Spousal Support is when a couple legally separates or divorces and the court orders a spouse or domestic partner to pay the other partner a certain amount of monetary support each month. Spousal support is often ordered during the divorce proceeding or legal separation and is also referred to as alimony. The goal of spousal or partner support is that the spouse or partner that receives the support can support themselves within a reasonable period of time.

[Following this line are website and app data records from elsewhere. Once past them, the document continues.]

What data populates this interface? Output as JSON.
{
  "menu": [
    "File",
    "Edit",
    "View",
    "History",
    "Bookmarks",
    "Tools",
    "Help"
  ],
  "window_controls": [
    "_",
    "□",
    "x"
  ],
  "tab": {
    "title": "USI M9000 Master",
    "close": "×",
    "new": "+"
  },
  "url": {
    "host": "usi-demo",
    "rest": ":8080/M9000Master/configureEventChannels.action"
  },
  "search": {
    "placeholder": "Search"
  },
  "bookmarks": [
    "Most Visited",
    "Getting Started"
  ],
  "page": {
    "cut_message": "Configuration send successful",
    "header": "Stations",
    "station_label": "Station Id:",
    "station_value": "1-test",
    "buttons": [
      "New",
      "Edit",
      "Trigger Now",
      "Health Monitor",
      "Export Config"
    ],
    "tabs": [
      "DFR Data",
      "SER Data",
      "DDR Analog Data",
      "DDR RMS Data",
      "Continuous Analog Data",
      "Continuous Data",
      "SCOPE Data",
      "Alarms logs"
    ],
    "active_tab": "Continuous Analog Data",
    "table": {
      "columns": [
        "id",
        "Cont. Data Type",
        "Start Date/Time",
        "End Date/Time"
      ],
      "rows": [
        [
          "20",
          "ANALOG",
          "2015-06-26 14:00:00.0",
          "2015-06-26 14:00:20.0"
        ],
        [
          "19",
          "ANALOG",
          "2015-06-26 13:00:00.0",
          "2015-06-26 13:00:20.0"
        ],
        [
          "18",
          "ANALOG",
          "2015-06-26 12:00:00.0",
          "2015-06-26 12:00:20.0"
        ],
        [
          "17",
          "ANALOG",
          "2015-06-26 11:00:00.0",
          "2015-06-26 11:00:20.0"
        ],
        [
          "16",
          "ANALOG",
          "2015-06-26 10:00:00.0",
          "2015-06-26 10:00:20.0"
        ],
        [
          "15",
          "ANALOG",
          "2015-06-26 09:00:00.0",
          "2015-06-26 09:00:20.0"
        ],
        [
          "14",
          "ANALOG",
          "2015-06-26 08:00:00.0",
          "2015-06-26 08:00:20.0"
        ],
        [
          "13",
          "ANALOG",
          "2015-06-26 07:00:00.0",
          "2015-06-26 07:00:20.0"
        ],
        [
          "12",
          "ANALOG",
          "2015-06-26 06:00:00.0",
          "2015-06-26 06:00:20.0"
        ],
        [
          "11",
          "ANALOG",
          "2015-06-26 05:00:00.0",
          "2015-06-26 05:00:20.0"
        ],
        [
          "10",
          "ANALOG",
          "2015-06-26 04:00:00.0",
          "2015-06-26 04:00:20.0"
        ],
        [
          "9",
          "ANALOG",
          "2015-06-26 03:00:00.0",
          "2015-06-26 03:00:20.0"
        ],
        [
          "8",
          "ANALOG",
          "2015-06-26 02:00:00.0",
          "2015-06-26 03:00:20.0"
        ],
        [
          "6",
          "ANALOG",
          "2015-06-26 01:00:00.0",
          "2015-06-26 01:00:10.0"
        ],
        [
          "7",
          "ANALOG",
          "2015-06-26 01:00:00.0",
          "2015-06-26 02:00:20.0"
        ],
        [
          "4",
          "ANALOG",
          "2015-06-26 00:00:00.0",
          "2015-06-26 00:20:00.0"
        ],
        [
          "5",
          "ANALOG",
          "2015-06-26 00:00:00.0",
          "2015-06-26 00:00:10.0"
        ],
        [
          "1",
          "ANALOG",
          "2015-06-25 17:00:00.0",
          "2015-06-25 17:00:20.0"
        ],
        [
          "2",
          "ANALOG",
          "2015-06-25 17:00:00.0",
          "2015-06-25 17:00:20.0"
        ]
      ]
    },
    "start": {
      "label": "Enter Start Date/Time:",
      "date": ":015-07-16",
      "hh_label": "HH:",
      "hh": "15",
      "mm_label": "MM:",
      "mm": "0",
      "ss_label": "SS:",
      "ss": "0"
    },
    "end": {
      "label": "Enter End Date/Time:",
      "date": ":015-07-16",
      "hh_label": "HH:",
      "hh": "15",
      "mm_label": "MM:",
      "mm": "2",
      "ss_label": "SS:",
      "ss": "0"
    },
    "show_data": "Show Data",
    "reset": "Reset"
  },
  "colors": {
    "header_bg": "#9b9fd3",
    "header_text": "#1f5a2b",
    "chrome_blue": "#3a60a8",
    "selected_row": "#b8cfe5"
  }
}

Support is typically mirrored into the length of the marriage or domestic partnership.
When a Judge makes an order for spousal support he or she takes into consideration what each spouse or partner can earn to keep a standard of living close to what they each had during the marriage or partnership.
There are two different kinds of support:
- Temporary Spousal Support or Temporary Partners Support – A Spouse or Partner can ask for support to be paid while the divorce or legal separation is happening.
- Permanent Spousal or Partner Support – The judge orders support as part of the final divorce or separation judgment.
To obtain Spousal Support the judge considers:
- Marketable skills of the spouse or partner getting support;
- Job market for those skills;
- Time and expense the spouse or partner who gets support will need to get the education or training to develop more marketable skills or to get a job;
- Extent that the earning capacity (the ability to earn income) of the spouse or partner who gets support was impaired by periods of unemployment during the marriage/partnership when he or she was devoted to domestic duties.